Disagreed on how it should be used – united on the question of its external form: a discussion with building senator on the design of the Bauakademie.
Soon it will no longer consist only of scaffolding: the Bauakademie, here on the right behind the palace dome Photo: dpa
When photos, illustrations and drawings of the building, which was demolished in 1962, are shown at events about Karl Friedrich Schinkel’s Bauakademie, the level of excitement in the audience rises every time: the red profane brick building from 1836, the ideal cube and the beautiful terracotta decoration – Schinkel’s architecture is still considered the icon of 19th-century modernism.
On Wednesday evening at the Haus der Berliner Stadtbibliothek, the organizers – the Verein Berliner Wirtschaftsgesprache and the Architekten- und Ingenieurverein zu Berlin (AIV) – once again used these means in a high-level discussion on the topic of "Bauakademie – Was und Wie? According to the architectural historian Peter Lemburg in his introductory lecture, the media’s remembrance of "Schinkel’s revolutionary building" was also intended to set the direction of the reconstruction. For this direction – modern versus original – has been open to date.
Since the German Bundestag approved the sum of 62 million euros for the construction of a new Bauakademie in the vicinity of the Humboldt Forum in November 2016, "we are happy here about the wonderful gift," as Katrin Lompscher said on the podium. But Berlin still has to reach an agreement with the federal government on the "concrete content, form and sponsorship," according to the building senator.
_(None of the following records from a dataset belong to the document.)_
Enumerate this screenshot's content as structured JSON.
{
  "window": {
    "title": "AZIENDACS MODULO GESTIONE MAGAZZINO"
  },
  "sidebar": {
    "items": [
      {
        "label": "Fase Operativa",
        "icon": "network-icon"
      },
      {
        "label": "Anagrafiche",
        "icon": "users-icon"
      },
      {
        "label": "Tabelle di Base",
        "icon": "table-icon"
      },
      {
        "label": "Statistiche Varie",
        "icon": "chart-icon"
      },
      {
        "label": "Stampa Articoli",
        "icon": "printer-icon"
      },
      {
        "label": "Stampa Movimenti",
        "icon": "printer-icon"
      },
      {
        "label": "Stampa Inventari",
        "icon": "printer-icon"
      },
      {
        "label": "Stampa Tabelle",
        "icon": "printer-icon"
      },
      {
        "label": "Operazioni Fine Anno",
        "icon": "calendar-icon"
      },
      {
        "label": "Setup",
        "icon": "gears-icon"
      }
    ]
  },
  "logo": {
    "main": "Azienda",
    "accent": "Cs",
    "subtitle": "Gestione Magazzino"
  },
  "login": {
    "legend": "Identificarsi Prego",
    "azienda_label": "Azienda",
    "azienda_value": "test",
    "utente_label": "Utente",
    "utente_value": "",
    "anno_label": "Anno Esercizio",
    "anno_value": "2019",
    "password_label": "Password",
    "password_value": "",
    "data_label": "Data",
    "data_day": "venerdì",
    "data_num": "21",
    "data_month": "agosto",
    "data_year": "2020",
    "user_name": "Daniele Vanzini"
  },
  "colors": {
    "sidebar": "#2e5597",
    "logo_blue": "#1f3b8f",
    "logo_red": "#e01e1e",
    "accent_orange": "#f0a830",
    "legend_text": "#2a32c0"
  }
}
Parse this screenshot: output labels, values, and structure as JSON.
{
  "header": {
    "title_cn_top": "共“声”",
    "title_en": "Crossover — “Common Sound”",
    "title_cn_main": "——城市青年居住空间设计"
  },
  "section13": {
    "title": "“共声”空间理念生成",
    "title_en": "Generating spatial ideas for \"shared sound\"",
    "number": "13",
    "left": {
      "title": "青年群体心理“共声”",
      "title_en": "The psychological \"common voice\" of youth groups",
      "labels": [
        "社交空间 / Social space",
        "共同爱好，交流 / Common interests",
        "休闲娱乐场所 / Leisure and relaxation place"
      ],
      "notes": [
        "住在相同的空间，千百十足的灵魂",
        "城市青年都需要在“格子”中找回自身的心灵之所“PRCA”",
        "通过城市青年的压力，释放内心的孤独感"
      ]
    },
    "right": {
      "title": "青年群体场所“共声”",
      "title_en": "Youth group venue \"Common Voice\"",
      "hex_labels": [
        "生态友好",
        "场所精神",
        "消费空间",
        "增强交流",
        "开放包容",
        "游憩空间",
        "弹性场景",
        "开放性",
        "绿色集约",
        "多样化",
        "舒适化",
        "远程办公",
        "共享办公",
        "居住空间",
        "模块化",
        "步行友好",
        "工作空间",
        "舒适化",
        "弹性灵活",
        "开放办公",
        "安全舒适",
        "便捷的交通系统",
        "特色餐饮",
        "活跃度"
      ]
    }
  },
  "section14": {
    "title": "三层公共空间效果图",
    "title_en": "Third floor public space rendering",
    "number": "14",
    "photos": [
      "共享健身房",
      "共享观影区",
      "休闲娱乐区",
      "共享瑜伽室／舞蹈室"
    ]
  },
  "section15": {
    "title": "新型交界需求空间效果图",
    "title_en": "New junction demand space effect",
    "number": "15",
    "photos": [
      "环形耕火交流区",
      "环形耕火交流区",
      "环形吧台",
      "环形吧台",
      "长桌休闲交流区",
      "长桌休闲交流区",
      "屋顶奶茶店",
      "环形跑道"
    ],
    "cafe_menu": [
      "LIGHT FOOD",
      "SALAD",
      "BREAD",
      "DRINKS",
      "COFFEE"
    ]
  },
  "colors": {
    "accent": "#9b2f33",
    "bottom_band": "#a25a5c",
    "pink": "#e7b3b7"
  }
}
The agreement does not seem to be easy, Lompscher let slip. The "financial backer and builder, the federal government," plans to announce an "architectural competition for the Bauakademie" on its own initiative in the summer of 2017. The utilization concepts are also to be examined by the Federal Foundation for Building Culture, "of which we don’t know what will come out of it," as Hans Kollhoff, architect and chairman of the "International Building Academy" initiative, noted.
In order to counter these many unknowns, Kollhoff continued, Berlin must come up with a coordinated concept for the use of the future Bauakademie as well as a "clear stance on reconstruction."
But this is precisely what seems difficult in the city, as the disunity of the debate showed. There is covetousness: Hermann Parzinger, president of the Prussian Cultural Heritage Foundation, defended his idea of a large modern architecture museum on Wednesday. For Lompscher, it was important that the "Berlin reference" be reflected in the programs and architecture exhibitions. Kollhoff, on the other hand, and likewise Wolfgang Schuster, AIV board member, focus on the internationality of an architecture center. Quo vadis Bauakademie?
When it came to the question "How much Schinkel must be in the rebuilt Bauakademie?" the participants in the round were rather unanimous. The reminder pictures had an effect. Especially since Thomas Kohler, director of the Berlinische Galerie and advocate of a modern variant of reconstruction, was absent from the podium due to illness. "Something new cannot be the subject of the competition; the Bauakademie can only be rebuilt where and how it was," Kollhoff stated defiantly conservative.
Hans Kollhoff, architect
"The Bauakademie can only be built as it was".
Lompscher also advocated incorporating "as much Schinkel as possible" into a reconstruction; the "red box" meant a landmark for the city and its architectural history. The fact that Parzinger suggested in the end, in view of a new utilization concept, to allow "cutbacks in the interior" – that is, to seek a compromise between old and new – was then lost. Schinkel reloaded remained the motto.